Contra Batchelor and Blackmore, I think there is enough philosophical and scientific uncertainty in relation to consciousness to conclude that a secular, skeptical buddhism does not necessarily mean a buddhism based on physicalism.
Secondly, I believe that it is incorrect to assert that a belief in rebirth is necessarily incompatible with a rational and scientific world view. Here are some reasons why:
If a plausible form of panexperientialism is that which posits a universal, cosmic subject (as previously discussed here and here)then, by analogy with human experience, it is reasonable to assume that such a cosmic subject would in some sense retain previous experiences through memory. It is also reasonable to assume that the memories of the cosmic subject from the life cycle of one organism could potentially influence, be recalled by, or be passed on to other organisms.
Therefore, it seems to me that if panexperientialism is a plausible explanation of consciousness then it is also plausible that rebirth happens. Of course, this does not show that rebirth does occur, only that it plausibly could.
So, if one accepts that rebirth could be the case, why does this matter?
There are many implications, but here are just a couple:
Firstly, it means that claims of empirical evidence of rebirth are worthy of being taken seriously. For example, the work of Ian Stevenson may be worthy of close scrutiny. I have not assessed in much depth any of the purported evidence he has collected so am not in a position to comment on this.
Secondly, it means that a secular based buddhism (by which I suppose I mean one that is devoid of religious superstitions) need not necessarily disregard claims of rebirth. After all, if we respect the insights into consciousness of those such as the Buddha, then it is not very consistent to ignore or "bracket" important aspects of what they had to say.
In this respect it seems to me that insights into rebirth are a highly relevant aspect of many of those who have ventured into the deepest and most profound realms of consciousness. For example, the Pali Canon, the earliest written Buddhist scriptures, frequently records the Buddha recollecting past lives in deep state of meditation, such as here :
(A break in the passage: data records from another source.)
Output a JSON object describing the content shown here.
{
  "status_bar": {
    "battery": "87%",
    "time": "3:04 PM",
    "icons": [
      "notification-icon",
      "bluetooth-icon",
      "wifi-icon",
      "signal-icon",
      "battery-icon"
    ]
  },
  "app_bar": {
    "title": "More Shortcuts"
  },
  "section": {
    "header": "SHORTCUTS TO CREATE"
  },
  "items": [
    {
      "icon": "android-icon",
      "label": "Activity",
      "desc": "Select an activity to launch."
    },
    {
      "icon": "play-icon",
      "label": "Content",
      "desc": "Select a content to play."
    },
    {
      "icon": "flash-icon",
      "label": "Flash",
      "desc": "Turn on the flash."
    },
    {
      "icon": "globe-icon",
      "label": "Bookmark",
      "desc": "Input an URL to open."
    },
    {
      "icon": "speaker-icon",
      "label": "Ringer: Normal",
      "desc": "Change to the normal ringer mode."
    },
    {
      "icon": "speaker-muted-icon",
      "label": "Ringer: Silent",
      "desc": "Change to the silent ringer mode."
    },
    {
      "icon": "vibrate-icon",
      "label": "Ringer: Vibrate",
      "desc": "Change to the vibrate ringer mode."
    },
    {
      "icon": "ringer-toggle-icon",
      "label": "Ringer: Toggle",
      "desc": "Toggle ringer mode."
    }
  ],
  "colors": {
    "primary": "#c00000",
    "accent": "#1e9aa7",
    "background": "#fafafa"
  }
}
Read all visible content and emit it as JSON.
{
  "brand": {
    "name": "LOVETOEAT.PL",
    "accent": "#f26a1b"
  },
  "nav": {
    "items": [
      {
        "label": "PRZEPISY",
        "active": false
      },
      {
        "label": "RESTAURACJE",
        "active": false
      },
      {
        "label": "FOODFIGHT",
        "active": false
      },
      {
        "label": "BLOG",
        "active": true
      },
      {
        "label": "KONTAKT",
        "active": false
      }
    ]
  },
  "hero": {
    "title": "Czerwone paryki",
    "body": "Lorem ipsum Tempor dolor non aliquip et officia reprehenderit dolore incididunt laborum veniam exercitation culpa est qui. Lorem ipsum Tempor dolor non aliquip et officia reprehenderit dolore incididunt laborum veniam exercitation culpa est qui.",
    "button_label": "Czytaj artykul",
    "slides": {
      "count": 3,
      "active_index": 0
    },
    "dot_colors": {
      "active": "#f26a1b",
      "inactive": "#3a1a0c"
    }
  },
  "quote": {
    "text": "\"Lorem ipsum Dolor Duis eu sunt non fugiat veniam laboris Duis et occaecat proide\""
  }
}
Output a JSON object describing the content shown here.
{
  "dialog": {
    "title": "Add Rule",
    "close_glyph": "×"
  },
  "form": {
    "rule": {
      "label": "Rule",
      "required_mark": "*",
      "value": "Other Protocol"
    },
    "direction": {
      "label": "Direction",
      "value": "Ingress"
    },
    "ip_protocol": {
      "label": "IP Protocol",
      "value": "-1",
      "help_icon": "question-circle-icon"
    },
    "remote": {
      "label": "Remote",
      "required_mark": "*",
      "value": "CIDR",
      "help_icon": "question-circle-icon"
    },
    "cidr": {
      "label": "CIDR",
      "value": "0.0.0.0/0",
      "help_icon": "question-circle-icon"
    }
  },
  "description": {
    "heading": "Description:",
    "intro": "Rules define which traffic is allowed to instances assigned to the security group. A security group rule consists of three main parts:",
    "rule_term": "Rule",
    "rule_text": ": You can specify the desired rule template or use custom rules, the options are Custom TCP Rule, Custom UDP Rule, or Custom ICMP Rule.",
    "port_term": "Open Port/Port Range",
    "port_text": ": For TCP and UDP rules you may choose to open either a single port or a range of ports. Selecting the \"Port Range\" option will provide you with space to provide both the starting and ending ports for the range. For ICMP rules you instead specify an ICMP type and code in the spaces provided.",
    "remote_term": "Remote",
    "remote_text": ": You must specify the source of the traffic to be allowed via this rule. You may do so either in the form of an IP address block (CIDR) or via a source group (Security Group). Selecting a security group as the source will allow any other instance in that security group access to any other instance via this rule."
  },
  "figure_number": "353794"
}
"When the mind was thus concentrated, purified, bright, unblemished, rid of defilement, pliant, malleable, steady, & attained to imperturbability, I directed it to the knowledge of recollecting my past lives."
Contemporary contemplatives, such as Ajahn Brahm also report recollection of past lives being an intrinsic part of deep meditation:
"When the memory of your own birth appears, it is just like you are there and you experience all feelings of that birth. Then you can ask yourself for an even earlier memory, and then you get back into your past lives."
So a sympathetic view of rebirth I think allows a more consistent and integrated reading of the teachings of those such as the Buddha.
As an aside however, regardless of the rationality of the concept of rebirth, from another angle I think there is some merit in the view that the illusory, transient and empty nature of the "I" means that the question of rebirth is by and large irrelevant. As Buddhadasa, another senior monk from the Thai Forest tradition, puts it:
"There is just a feeling of "I" and "mine" arising due to the foolishness whereby one is deluded by the beguiling nature of sense-experience. Therefore, there being no one born here, there is no one who dies and is reborn. So, the whole question of rebirth is utterly foolish and nothing to do with Buddhism at all."
To me, perhaps the most significant thing is that, whether or not one believes in rebirth, panexperientialism opens up the opportunity for a secular buddhism that is not only free of superstition but also frees the world of the sterility and lifelessnes of physicalism.
But to return to the primary topic of this post, I think it can be concluded that a belief in rebirth is not necessarily irrational or inconsistent with a logical, scientifically informed view of the world.